However, the work argues that this connection is even more subtle and varied than simply happy or sad. Take the grief-stricken example above, and now compare it with three more images below. Each, it could be said, are unhappy in their own right, but it might be possible to imagine the varying kinds of grief being suffered. Perhaps the death of a family member, the ending of a relationship, a sense of betrayal or regret might more accurately describe each of them.
Whilst we cannot know what each of these people is thinking or feeling with any precision, their expressions do appear to tell different stories. If our appearances can influence other people’s perceptions of us, then it might be beneficial to exercise a degree of control over them. Where this work differs from many others is that by exploring the links between inner state and outer appearance, it is possible to create a methodology.
It is possible to say that what we mean and the way we say it will be perceived to be connected, so therefore we can influence how we are perceived by how we use our voice. There are many voice workshops that will help you discover what makes a good voice; Specific Heat Capacity uses the work of Yat Malmgren to help you discover how to do it consistently.
Take a moment and imagine yourself in any of these situations:
· Telling your child a bedtime story
· Sharing intimate thoughts with your lover
· Hailing a taxi
· Complaining about poor service to a waiter
· Shouting support to your favourite team at a sporting event
In each of these scenarios you will be using your true authentic voice, but not only would it be staggeringly different in each situation, it would feel awkward and unauthentic if you didn’t use these voices. If you don’t believe me, try complaining to a waiter about cold soup using the same voice you used to read a bedtime story to your three year old daughter.
A study of biology shows that your body will be doing different things in order to produce different qualities of voice. Movement Psychology in Voice is nothing more than a process of modelling in order to create a framework of reverse engineering, so that you can control your voice at will. You may well feel that this is akin to manipulation or falseness, but I would suggest that it is the same as wearing your best suit to an interview.
Specific Heat Capacity is a course that offers you the detailed knowledge and specific exercises you’ll need to build your personalised framework.
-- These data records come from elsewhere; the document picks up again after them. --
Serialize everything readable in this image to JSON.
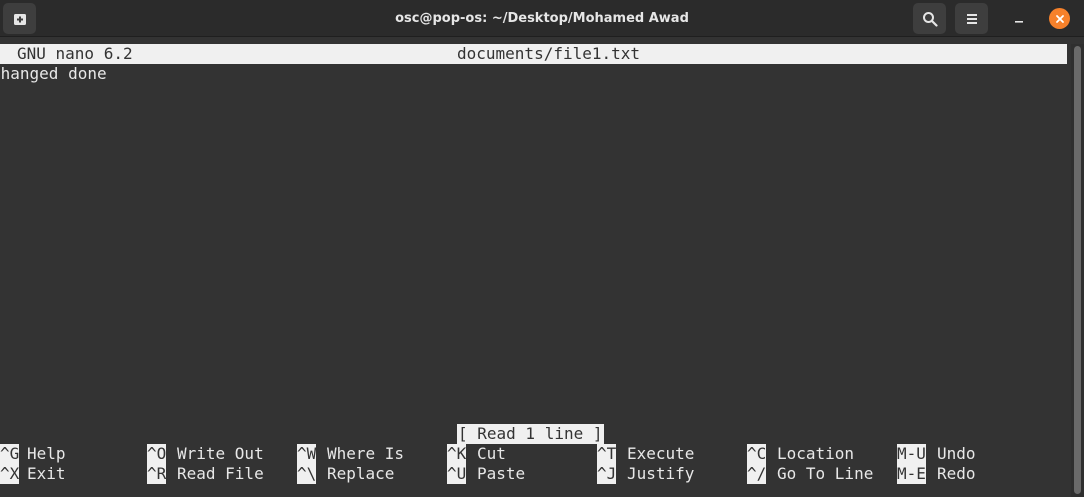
{
  "window": {
    "title": "osc@pop-os: ~/Desktop/Mohamed Awad"
  },
  "titlebar_icons": {
    "new_tab": "new-tab-icon",
    "search": "search-icon",
    "menu": "hamburger-menu-icon",
    "minimize": "minimize-icon",
    "close": "close-icon",
    "close_color": "#f6812b"
  },
  "nano": {
    "version": "GNU nano 6.2",
    "filename": "documents/file1.txt",
    "content": [
      "changed done"
    ],
    "status": "[ Read 1 line ]"
  },
  "shortcuts": [
    {
      "key": "^G",
      "label": "Help"
    },
    {
      "key": "^O",
      "label": "Write Out"
    },
    {
      "key": "^W",
      "label": "Where Is"
    },
    {
      "key": "^K",
      "label": "Cut"
    },
    {
      "key": "^T",
      "label": "Execute"
    },
    {
      "key": "^C",
      "label": "Location"
    },
    {
      "key": "M-U",
      "label": "Undo"
    },
    {
      "key": "^X",
      "label": "Exit"
    },
    {
      "key": "^R",
      "label": "Read File"
    },
    {
      "key": "^\\",
      "label": "Replace"
    },
    {
      "key": "^U",
      "label": "Paste"
    },
    {
      "key": "^J",
      "label": "Justify"
    },
    {
      "key": "^/",
      "label": "Go To Line"
    },
    {
      "key": "M-E",
      "label": "Redo"
    }
  ]
}
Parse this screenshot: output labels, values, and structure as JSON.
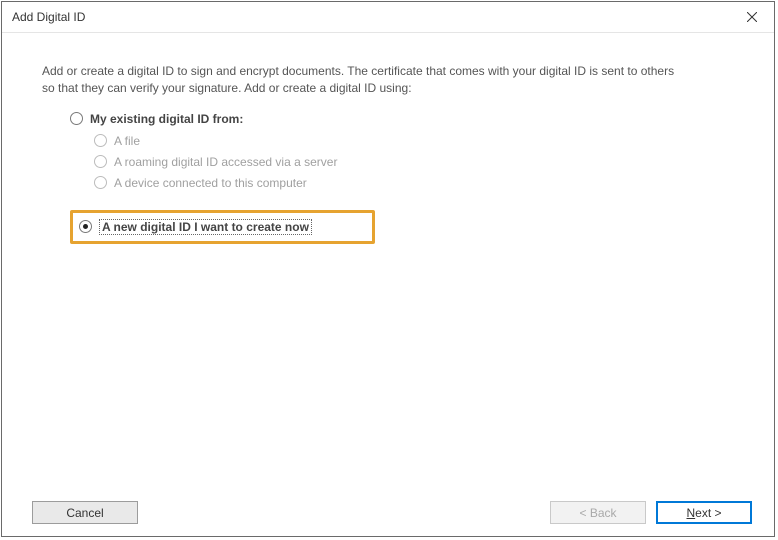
{
  "window": {
    "title": "Add Digital ID"
  },
  "intro": "Add or create a digital ID to sign and encrypt documents. The certificate that comes with your digital ID is sent to others so that they can verify your signature. Add or create a digital ID using:",
  "options": {
    "existing": {
      "label": "My existing digital ID from:",
      "selected": false,
      "sub": {
        "file": "A file",
        "roaming": "A roaming digital ID accessed via a server",
        "device": "A device connected to this computer"
      }
    },
    "new": {
      "label": "A new digital ID I want to create now",
      "selected": true
    }
  },
  "buttons": {
    "cancel": "Cancel",
    "back": "< Back",
    "next_prefix": "N",
    "next_suffix": "ext >"
  }
}
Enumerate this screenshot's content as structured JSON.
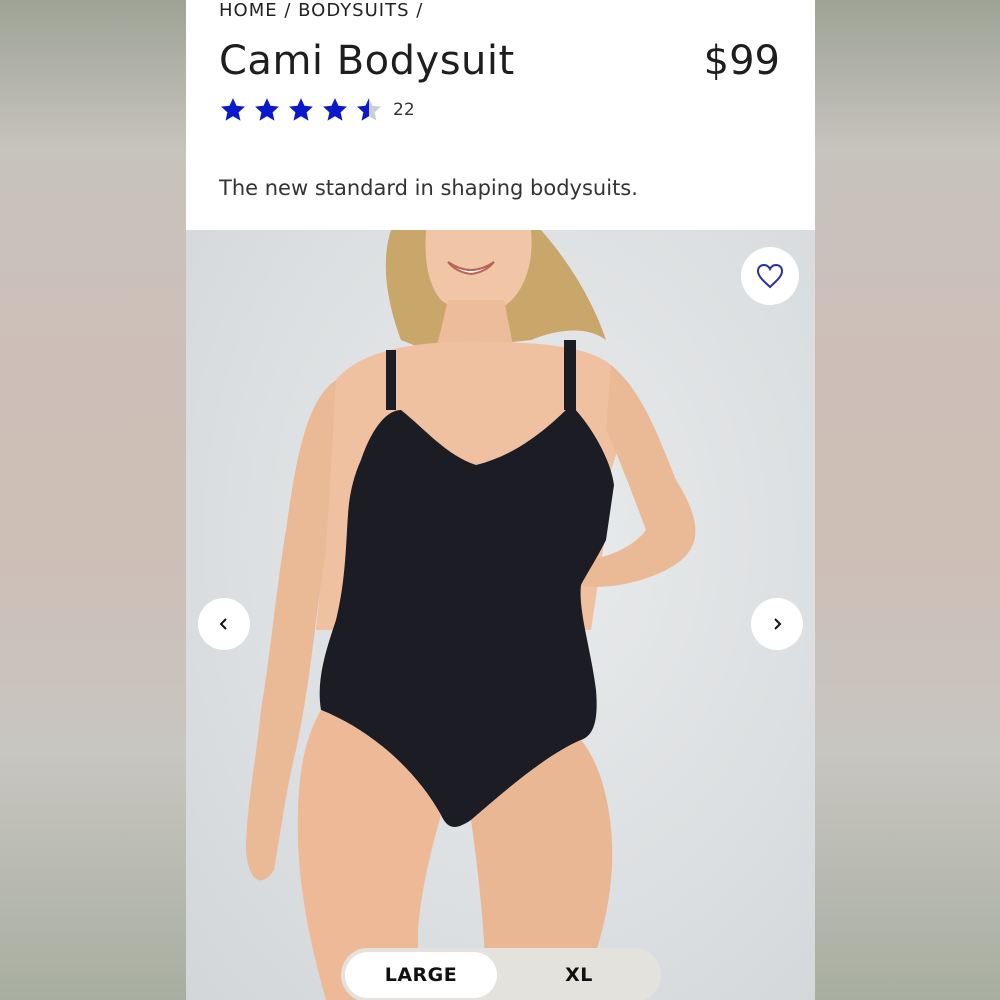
{
  "breadcrumb": "HOME / BODYSUITS /",
  "product": {
    "title": "Cami Bodysuit",
    "price": "$99",
    "rating": 4.5,
    "rating_max": 5,
    "review_count": "22",
    "tagline": "The new standard in shaping bodysuits."
  },
  "colors": {
    "star_filled": "#0a1acb",
    "star_empty": "#c9cdd6",
    "heart": "#2a2f9e",
    "bodysuit": "#1c1c24"
  },
  "icons": {
    "wishlist": "heart-icon",
    "prev": "chevron-left-icon",
    "next": "chevron-right-icon"
  },
  "sizes": {
    "options": [
      "LARGE",
      "XL"
    ],
    "selected": "LARGE"
  }
}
This will allow you a greater sense and awareness of what is happening inside your body during voice production, and therefore a greater ability to control it. Like walking, driving or riding a bicycle, it may feel contrived and difficult at first; but as familiarity increases, so will your skill.